Problem — Present each line of the entries below that holds the word "Toki".

Supplied data —
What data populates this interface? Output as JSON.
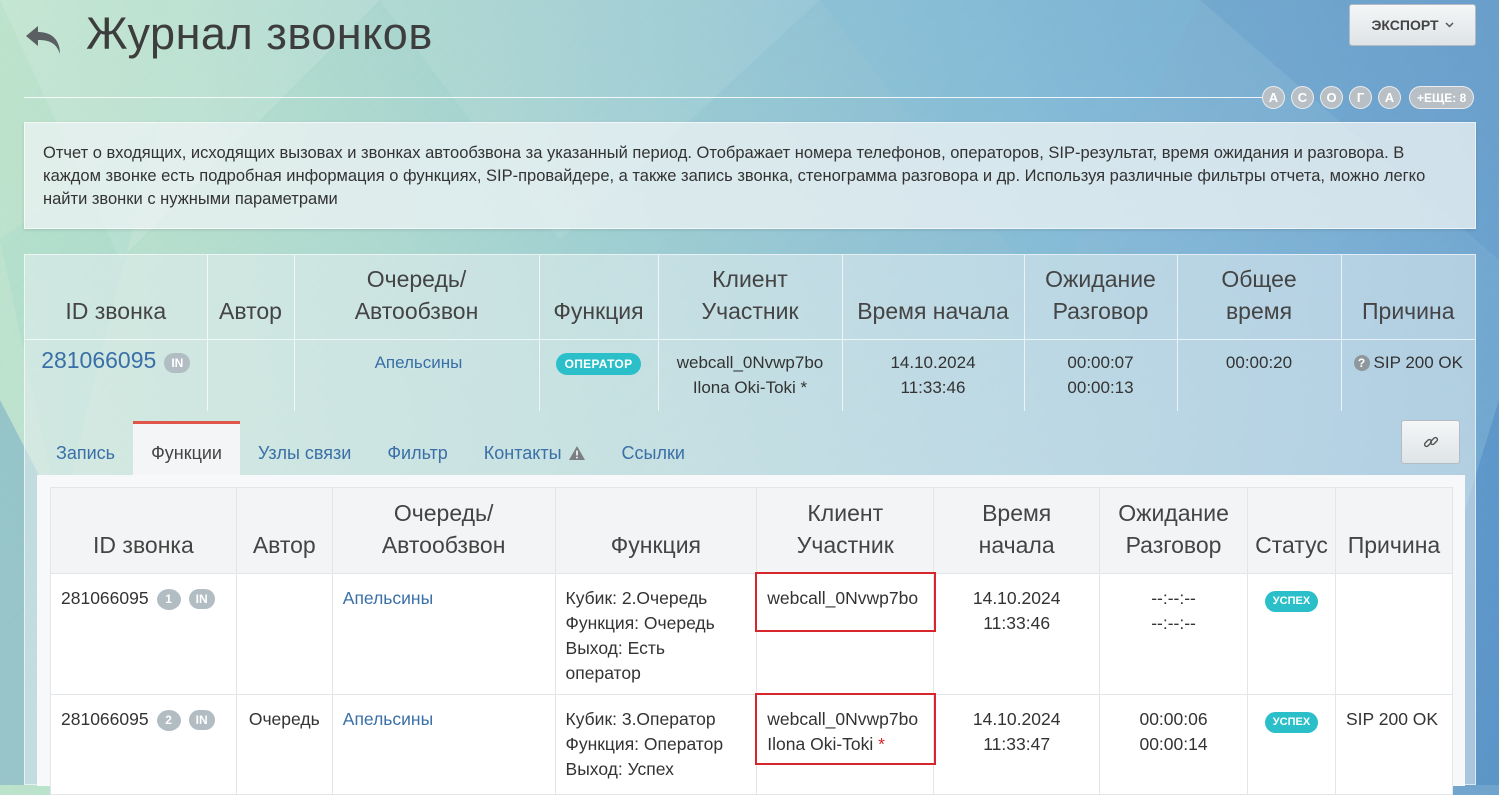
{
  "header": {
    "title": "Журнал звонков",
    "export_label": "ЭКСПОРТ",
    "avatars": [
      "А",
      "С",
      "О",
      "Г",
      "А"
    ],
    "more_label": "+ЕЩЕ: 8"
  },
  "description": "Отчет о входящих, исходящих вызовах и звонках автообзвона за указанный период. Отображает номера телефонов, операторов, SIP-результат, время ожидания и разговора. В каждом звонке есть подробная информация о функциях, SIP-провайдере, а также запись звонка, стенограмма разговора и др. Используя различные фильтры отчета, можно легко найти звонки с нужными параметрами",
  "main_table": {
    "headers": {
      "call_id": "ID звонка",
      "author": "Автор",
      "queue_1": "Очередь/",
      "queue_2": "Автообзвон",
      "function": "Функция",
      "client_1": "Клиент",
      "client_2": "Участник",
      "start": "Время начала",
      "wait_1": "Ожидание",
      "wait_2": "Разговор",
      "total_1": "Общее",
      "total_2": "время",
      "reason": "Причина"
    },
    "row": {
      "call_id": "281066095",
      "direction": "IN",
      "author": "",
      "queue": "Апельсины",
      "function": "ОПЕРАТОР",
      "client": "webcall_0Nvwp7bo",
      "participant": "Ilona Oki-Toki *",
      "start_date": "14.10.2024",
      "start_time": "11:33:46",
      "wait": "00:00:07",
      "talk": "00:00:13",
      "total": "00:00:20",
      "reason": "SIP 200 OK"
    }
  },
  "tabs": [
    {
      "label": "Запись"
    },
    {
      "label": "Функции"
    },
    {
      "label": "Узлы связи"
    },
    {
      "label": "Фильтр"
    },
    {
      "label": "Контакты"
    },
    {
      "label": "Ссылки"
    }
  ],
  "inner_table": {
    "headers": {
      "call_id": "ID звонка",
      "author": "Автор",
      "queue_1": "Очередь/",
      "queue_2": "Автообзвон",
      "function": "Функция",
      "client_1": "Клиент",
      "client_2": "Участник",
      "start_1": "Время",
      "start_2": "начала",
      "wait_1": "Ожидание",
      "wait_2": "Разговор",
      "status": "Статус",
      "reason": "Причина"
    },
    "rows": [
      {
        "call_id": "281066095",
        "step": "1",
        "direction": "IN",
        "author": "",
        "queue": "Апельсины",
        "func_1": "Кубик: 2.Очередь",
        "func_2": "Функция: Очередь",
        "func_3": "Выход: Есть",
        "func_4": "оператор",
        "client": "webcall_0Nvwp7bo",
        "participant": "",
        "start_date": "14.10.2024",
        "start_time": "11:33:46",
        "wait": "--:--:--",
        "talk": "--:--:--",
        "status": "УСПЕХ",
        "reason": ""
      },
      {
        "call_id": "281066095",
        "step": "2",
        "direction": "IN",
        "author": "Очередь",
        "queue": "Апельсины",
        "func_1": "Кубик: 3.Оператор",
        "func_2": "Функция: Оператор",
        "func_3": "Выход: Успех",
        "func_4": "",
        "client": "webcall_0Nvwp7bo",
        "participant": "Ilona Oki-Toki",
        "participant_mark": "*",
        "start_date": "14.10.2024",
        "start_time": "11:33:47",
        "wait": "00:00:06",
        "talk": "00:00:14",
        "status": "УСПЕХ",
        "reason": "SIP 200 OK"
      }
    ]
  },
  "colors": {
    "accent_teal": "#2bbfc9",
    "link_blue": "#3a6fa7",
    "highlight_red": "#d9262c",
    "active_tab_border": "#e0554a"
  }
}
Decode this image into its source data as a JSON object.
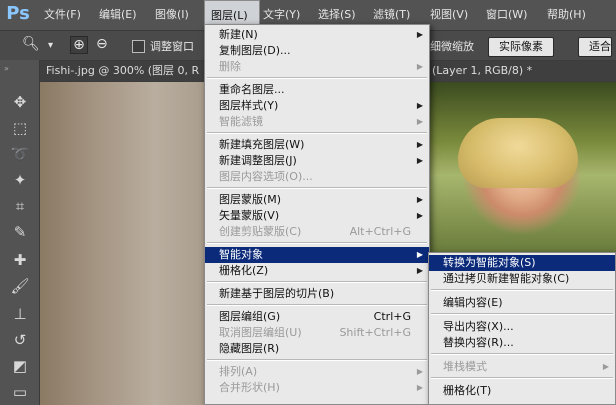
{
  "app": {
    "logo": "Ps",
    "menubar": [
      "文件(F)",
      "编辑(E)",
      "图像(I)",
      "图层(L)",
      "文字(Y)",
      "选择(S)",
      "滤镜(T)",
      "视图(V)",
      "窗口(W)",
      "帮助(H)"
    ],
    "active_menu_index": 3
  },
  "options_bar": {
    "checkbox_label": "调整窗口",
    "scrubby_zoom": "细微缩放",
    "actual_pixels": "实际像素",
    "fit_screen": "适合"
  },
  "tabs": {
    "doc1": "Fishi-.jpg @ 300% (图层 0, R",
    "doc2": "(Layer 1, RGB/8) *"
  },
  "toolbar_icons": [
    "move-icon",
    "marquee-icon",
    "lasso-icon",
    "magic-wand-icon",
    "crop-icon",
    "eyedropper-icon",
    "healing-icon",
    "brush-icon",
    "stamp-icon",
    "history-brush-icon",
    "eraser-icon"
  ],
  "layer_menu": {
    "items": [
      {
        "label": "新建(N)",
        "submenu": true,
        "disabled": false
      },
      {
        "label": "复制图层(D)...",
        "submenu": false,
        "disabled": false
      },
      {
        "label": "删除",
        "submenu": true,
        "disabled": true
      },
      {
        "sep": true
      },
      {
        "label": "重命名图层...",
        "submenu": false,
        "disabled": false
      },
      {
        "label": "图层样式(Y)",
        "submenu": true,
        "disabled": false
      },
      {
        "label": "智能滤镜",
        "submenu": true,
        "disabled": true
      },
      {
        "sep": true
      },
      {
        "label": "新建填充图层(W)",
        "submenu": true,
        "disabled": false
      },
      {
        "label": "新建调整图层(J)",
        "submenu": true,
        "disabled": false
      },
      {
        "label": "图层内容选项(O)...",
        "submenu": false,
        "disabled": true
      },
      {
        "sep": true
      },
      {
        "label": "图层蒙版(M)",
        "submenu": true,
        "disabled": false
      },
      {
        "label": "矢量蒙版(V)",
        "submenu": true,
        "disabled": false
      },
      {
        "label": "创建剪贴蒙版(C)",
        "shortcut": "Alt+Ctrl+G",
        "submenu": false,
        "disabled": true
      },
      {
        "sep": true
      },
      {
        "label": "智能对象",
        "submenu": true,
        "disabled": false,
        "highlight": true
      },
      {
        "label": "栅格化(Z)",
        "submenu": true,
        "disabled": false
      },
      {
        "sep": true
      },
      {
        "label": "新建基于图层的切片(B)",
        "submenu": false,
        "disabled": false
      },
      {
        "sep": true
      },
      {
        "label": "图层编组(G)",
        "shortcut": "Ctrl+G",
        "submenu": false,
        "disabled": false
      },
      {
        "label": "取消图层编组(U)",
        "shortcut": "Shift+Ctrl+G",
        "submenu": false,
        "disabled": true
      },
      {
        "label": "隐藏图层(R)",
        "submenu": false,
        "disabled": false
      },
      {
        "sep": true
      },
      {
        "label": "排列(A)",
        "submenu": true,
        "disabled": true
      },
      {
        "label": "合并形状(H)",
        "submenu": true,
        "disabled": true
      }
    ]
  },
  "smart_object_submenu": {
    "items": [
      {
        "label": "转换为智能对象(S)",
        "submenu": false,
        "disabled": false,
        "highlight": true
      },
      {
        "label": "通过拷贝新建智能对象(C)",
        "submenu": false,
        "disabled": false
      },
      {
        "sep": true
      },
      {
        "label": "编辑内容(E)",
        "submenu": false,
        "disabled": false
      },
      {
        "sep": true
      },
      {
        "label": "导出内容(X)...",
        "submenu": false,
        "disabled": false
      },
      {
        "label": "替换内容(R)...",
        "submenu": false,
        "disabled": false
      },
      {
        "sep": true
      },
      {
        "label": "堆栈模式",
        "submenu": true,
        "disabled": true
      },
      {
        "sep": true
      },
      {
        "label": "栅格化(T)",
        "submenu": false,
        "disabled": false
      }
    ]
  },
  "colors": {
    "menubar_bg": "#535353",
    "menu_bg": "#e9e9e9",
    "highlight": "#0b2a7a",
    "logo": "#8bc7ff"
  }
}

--

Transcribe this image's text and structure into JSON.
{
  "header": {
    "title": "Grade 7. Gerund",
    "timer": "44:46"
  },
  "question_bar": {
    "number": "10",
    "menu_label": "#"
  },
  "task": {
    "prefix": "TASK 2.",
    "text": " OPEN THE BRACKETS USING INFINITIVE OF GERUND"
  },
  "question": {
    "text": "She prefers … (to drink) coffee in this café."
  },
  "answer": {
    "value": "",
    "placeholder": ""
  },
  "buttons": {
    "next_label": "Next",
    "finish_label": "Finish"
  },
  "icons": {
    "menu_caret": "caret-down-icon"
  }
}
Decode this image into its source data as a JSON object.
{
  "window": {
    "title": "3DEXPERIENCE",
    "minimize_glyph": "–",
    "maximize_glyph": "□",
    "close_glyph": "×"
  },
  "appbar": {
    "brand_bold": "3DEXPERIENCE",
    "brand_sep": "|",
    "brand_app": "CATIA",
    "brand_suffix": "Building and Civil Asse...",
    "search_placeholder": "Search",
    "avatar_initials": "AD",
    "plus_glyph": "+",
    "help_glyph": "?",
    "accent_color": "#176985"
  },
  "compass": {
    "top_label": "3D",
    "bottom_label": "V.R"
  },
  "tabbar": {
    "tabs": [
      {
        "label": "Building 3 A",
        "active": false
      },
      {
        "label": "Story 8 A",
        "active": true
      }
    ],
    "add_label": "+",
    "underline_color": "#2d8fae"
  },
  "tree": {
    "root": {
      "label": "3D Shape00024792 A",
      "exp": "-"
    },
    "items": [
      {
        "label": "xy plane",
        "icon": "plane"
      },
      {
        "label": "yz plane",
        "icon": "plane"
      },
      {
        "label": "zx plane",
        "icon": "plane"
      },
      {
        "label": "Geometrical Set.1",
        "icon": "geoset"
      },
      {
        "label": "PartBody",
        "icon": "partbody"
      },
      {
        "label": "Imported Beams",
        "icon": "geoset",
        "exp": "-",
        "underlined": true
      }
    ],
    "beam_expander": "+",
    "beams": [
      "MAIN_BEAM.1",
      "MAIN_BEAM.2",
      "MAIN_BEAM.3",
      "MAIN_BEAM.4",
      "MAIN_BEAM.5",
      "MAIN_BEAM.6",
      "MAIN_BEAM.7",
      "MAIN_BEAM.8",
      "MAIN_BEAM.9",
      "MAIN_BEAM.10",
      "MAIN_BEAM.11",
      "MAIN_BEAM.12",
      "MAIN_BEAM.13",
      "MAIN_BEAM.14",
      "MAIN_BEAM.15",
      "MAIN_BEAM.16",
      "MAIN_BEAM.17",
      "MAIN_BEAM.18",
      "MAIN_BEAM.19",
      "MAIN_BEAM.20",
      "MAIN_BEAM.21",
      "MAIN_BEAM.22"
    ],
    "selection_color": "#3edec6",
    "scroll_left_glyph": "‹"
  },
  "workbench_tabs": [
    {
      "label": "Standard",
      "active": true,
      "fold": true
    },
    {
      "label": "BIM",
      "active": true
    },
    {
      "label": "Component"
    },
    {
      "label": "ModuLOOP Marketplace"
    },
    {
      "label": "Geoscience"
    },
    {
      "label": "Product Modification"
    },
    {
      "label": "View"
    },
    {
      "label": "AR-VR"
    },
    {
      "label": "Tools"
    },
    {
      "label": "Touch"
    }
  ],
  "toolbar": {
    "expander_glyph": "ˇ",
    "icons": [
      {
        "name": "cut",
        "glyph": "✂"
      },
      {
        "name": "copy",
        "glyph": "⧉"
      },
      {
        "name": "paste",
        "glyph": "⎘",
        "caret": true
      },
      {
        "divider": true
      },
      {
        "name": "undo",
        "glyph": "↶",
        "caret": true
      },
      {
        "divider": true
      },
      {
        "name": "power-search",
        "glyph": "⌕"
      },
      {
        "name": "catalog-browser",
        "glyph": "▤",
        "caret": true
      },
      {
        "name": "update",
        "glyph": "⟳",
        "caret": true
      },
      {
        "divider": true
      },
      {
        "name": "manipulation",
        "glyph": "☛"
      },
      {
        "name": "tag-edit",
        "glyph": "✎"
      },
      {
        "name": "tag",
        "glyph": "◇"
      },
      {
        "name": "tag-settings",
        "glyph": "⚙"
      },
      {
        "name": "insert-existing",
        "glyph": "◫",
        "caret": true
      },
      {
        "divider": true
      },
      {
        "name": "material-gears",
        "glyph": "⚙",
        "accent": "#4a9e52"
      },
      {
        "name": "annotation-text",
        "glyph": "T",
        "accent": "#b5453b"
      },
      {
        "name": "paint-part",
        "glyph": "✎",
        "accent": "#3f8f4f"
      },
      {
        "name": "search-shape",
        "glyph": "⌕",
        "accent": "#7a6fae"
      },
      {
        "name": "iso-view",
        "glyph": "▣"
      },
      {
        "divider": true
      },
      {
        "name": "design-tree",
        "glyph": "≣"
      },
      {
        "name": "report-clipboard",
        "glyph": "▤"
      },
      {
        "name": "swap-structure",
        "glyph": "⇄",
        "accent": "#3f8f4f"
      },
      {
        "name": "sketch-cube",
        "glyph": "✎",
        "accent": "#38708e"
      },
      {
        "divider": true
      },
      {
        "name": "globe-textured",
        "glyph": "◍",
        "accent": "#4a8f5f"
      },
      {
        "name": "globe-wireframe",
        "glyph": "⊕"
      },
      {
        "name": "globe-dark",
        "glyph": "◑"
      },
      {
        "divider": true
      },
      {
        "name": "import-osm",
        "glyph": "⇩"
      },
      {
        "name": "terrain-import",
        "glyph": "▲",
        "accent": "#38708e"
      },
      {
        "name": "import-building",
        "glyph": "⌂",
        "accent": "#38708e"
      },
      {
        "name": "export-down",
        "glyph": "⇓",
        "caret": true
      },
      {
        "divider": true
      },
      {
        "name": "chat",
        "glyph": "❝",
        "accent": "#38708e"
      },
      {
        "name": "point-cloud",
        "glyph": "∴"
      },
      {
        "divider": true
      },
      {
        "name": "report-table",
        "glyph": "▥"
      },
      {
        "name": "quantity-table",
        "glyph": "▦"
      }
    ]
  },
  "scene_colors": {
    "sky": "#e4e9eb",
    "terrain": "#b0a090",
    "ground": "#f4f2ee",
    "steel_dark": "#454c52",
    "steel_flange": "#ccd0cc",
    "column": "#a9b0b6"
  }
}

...

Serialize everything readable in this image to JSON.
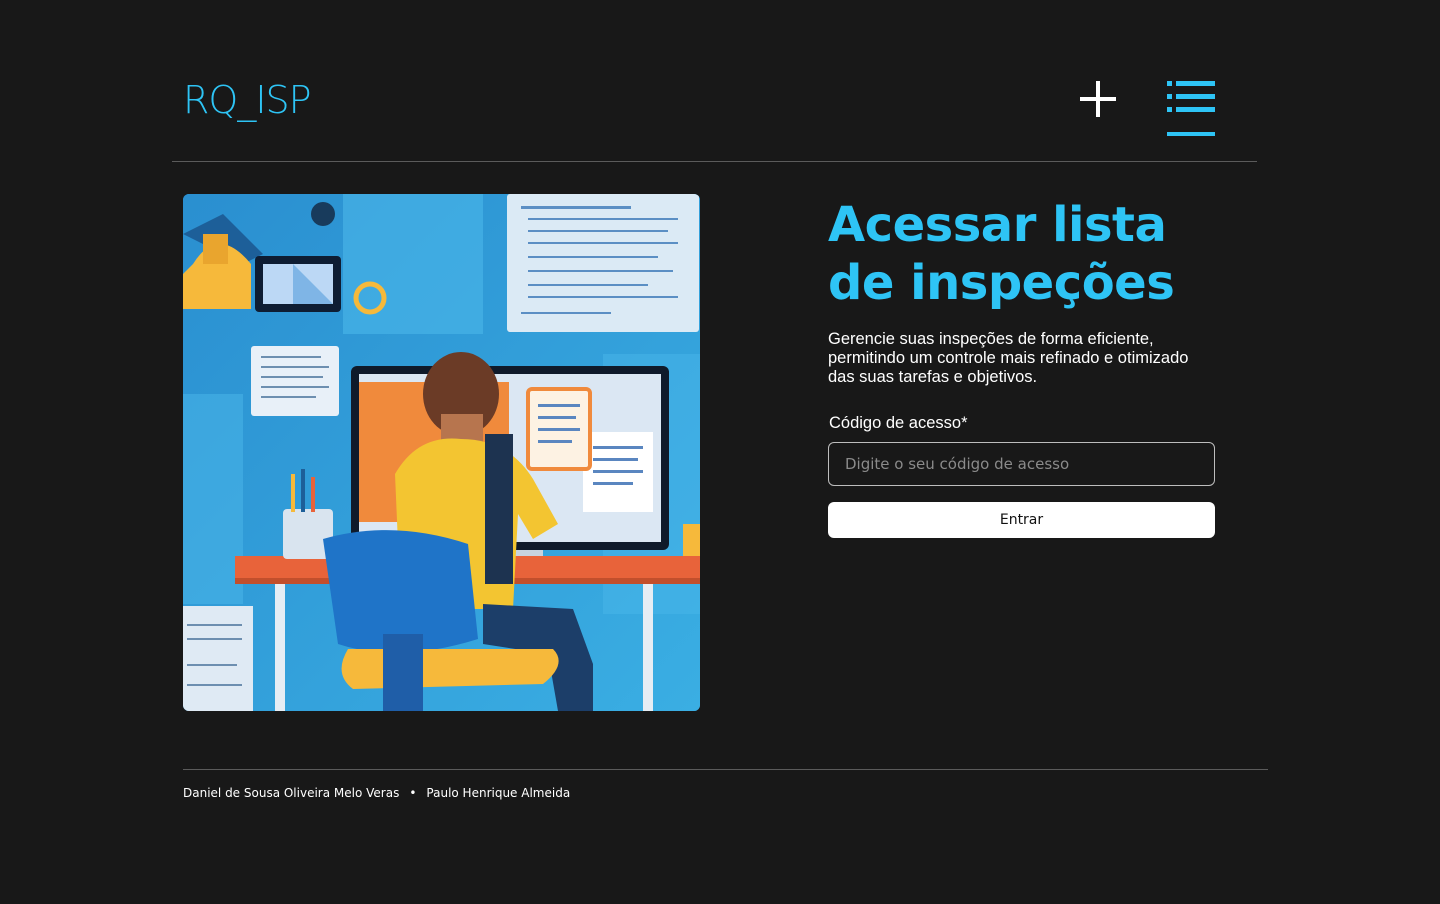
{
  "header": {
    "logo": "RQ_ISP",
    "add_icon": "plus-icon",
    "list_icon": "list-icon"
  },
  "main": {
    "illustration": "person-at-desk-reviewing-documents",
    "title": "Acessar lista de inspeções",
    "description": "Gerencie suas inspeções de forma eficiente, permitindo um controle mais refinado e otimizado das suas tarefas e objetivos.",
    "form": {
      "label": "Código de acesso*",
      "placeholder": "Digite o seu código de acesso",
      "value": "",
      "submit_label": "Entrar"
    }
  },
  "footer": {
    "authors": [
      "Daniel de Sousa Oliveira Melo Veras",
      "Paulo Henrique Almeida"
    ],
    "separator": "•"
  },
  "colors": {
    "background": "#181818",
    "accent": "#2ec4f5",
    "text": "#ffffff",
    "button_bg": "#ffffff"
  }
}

Solved problem —
      "participant": "Ilona Oki-Toki *",
        "participant": "Ilona Oki-Toki",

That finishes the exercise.